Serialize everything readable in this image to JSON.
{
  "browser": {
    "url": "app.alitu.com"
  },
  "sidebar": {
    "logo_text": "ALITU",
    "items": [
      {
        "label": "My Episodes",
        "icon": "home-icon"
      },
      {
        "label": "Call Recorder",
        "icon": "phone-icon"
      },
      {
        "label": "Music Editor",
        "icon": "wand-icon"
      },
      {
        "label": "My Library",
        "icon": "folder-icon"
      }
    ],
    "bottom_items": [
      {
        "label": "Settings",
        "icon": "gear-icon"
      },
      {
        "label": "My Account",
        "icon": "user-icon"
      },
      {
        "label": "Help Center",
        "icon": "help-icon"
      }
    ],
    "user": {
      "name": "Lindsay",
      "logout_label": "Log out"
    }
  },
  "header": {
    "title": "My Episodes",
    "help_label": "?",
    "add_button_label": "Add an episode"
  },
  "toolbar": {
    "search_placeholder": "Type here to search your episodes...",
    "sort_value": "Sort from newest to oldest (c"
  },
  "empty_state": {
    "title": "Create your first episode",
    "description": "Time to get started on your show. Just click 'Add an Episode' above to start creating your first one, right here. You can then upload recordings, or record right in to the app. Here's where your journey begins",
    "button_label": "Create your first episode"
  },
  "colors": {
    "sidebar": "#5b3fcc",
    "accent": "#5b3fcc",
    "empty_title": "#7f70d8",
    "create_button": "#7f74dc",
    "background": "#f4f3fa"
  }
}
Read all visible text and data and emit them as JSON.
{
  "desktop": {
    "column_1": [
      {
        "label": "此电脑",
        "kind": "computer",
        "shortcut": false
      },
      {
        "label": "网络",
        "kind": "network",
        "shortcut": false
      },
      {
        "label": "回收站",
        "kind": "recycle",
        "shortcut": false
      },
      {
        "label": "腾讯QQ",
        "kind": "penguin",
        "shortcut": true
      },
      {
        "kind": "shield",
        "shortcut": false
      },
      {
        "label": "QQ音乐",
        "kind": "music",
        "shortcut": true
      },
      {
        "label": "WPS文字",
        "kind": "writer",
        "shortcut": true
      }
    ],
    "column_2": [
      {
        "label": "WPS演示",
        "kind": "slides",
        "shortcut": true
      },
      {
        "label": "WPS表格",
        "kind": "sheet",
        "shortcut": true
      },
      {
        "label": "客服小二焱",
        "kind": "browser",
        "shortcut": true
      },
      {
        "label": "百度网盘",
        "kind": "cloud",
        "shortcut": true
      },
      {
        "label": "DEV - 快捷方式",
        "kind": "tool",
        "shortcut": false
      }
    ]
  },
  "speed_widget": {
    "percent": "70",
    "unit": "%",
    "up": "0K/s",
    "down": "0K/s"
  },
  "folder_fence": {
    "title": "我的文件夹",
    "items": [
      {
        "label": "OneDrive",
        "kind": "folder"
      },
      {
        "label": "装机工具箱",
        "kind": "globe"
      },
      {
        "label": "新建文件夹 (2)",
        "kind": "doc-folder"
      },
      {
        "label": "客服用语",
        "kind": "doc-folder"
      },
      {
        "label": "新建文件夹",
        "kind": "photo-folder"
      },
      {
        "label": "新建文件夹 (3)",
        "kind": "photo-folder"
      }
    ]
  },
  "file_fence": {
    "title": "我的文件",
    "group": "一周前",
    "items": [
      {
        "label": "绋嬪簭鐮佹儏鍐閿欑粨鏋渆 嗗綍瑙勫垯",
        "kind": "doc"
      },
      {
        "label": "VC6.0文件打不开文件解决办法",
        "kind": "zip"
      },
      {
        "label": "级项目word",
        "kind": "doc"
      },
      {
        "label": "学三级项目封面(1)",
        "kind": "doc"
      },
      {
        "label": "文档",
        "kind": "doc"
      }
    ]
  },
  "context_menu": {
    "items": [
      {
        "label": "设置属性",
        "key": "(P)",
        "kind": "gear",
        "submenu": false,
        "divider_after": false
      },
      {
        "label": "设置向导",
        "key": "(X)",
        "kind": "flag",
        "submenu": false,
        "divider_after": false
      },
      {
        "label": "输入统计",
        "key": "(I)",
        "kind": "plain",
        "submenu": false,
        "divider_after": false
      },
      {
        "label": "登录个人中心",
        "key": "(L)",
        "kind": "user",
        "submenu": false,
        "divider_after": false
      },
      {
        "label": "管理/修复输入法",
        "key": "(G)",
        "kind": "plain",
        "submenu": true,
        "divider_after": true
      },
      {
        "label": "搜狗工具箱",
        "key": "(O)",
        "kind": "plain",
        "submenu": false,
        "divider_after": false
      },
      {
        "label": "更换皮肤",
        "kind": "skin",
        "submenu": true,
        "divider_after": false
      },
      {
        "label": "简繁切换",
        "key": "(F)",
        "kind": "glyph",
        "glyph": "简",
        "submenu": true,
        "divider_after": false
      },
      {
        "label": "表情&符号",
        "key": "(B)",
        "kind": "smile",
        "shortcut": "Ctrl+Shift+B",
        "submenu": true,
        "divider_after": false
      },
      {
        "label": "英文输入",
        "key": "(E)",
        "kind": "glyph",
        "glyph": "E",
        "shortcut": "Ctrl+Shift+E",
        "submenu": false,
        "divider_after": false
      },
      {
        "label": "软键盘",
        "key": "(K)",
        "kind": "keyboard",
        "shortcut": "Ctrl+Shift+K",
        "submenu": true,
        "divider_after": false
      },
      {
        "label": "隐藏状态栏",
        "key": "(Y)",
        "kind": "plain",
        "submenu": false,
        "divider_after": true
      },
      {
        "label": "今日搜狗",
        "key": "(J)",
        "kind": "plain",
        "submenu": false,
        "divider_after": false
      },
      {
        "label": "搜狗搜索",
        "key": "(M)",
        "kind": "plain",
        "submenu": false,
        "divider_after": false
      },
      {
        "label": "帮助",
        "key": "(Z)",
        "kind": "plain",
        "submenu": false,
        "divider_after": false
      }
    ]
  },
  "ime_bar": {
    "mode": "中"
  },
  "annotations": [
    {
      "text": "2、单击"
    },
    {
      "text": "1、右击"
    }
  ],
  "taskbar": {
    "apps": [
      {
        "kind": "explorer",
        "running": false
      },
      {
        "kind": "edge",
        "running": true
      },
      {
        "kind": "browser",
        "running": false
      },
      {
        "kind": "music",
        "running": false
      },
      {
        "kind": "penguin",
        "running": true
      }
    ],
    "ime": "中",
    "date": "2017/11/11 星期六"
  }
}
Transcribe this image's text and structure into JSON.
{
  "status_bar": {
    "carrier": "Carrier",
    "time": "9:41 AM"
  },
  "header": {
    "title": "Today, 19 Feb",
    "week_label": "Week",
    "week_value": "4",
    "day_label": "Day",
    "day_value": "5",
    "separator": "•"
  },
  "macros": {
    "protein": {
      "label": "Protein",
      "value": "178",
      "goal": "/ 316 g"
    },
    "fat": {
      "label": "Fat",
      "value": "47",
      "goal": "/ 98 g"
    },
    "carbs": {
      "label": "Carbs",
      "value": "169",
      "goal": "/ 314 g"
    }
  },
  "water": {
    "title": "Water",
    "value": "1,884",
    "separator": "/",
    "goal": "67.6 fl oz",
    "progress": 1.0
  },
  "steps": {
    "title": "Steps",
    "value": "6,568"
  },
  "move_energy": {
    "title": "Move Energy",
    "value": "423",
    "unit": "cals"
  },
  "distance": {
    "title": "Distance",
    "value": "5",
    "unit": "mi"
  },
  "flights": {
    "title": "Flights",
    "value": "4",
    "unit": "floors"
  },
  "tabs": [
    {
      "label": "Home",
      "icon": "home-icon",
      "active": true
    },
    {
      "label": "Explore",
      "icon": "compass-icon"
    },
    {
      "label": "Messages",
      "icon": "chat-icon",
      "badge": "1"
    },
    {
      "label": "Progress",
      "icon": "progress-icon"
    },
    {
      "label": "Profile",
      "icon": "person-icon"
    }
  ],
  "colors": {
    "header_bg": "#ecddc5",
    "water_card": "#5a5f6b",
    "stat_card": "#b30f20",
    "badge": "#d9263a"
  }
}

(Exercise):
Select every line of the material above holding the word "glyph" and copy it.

(Expected answer):
        "kind": "glyph",
        "glyph": "简",
        "kind": "glyph",
        "glyph": "E",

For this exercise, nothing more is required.